Big hatches on either side house twin batteries, with switches in the ends of the side pockets. The fuel lines actually run under the side coamings, but a helpful sign tells you exactly where the primer bulbs are.
A hatch in the transom coaming opens to reveal twin oil bottles, which I thought would have benefited greatly by having deck fillers, as they were a bit awkward to get at (my one criticism of the boat).
There are two excellent wells in the aft deck with one plumbed for livebait. A big step located between the engines makes access possible from the water and when the boat is up on its trailer.
Hardware throughout is first class, as was the canopy and clears which were well designed and a particularly good fit.
The power options range from twin 90hp to twin 140hp engines. Since top speed with the twin 115hp Yamahas fitted was in excess of 40 knots, you’d have to be in a big hurry or thinking of commercial loads to fit the 140s! I thought the 115s were prefect.
I kept thinking to myself what a great boat this would be for long range work, and the twin 360 litre fuel tanks underfloor certainly backed this idea up. It would be a very comfortable rig for a few days away from it all.
We had a fairly typical Calcutt boat testing day for the run, with 30 knots and better of offshore wind, then swells coming in from two directions on the open sea. A couple of clicks offshore the westerly was making a sea of its own, opposing the crisscross of the ocean swells. It was not small boat territory on the day, but an ideal day for a good cat.
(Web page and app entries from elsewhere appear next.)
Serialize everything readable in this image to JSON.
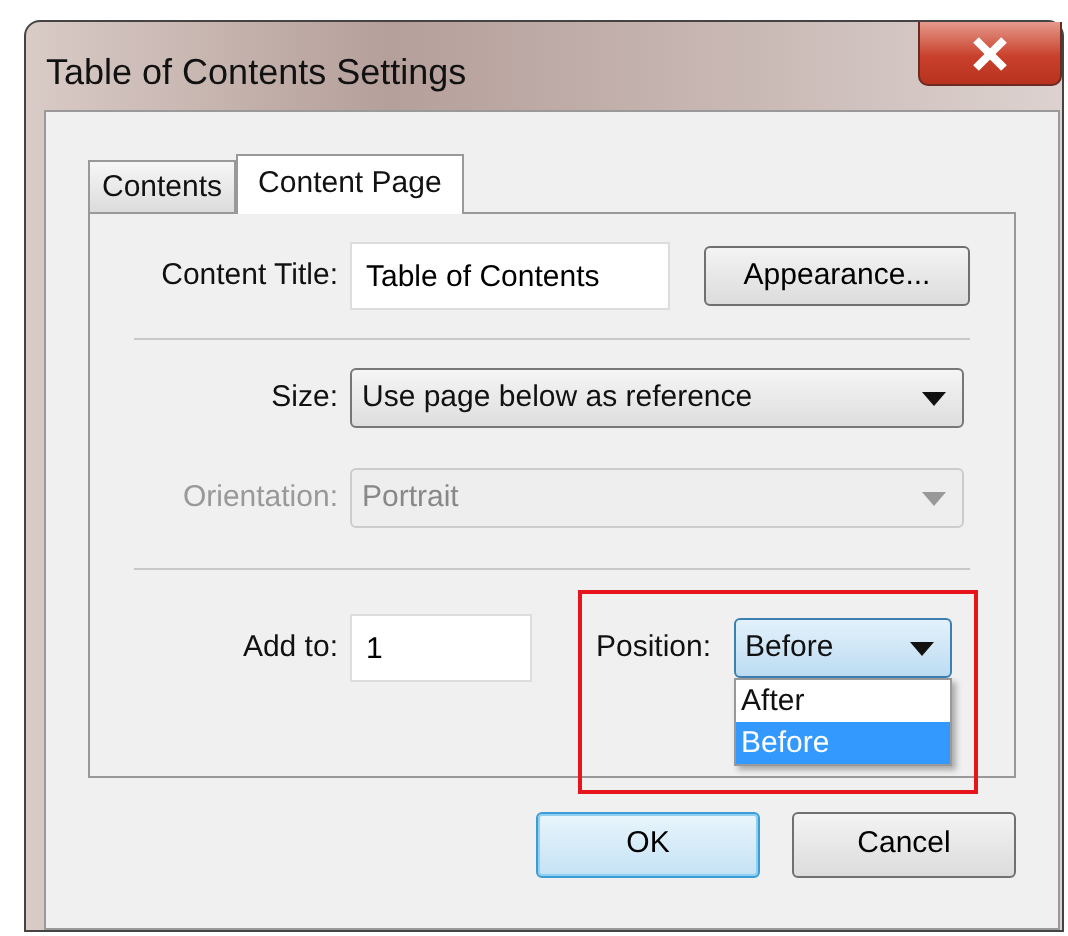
{
  "window": {
    "title": "Table of Contents Settings"
  },
  "tabs": [
    {
      "label": "Contents",
      "selected": false
    },
    {
      "label": "Content Page",
      "selected": true
    }
  ],
  "content_title": {
    "label": "Content Title:",
    "value": "Table of Contents"
  },
  "appearance_button": "Appearance...",
  "size": {
    "label": "Size:",
    "value": "Use page below as reference",
    "disabled": false
  },
  "orientation": {
    "label": "Orientation:",
    "value": "Portrait",
    "disabled": true
  },
  "add_to": {
    "label": "Add to:",
    "value": "1"
  },
  "position": {
    "label": "Position:",
    "value": "Before",
    "expanded": true,
    "highlighted": true,
    "options": [
      {
        "label": "After",
        "selected": false
      },
      {
        "label": "Before",
        "selected": true
      }
    ]
  },
  "buttons": [
    {
      "label": "OK",
      "default": true
    },
    {
      "label": "Cancel",
      "default": false
    }
  ]
}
Just offshore the swells were popping up against the wind, so I took the boat in fairly quietly, then built it up to the point where I figured we had a realistic running speed that wouldn’t involve a great series of aerial whoop-de-doos and the like. It impressed the pants right off me to discover that we could run over that stuff at 4000 to 4500, optimum cruise speeds, without ever needing to get out of our chairs.
At those rev settings the Kevlacat was zipping along at 27-30 knots, and that’s very fast for the conditions. The thing was that the boat was not just managing to keep up that pace – it was loping along as comfortable as you like.
Several times we came into steep stuff that caused me to brace, but the big impacts never came. Whether slicing it or flying over it, this hull delivers a superbly soft ride.
In typical cat fashion this boat leans out of turns, which you get used to after a while. With the strong wind we did get a lot of spray blowing across the cockpit, but I was impressed to note that this was not sucking back into the passenger area. We had the clears unzipped up front, but I thought the hull to be pretty dry under the circumstances.
Speeds through the rev range were as follows:
|2500||9.9 (just on plane)|
|3000||19.1 (clean plane)|
I liked this boat very much. It made few demands on the driver and could have been driven by anyone with a modest amount of offshore experience. Performance in the conditions prevailing on the day suggested it would be a safe and comfortable boat in much bigger seas, which is one of the things that made me think of it as a long range boat. Getting caught out a long way from home wouldn’t be all that much of a fuss in a boat like this.
Article taken from Modern Boating, May/June 1998.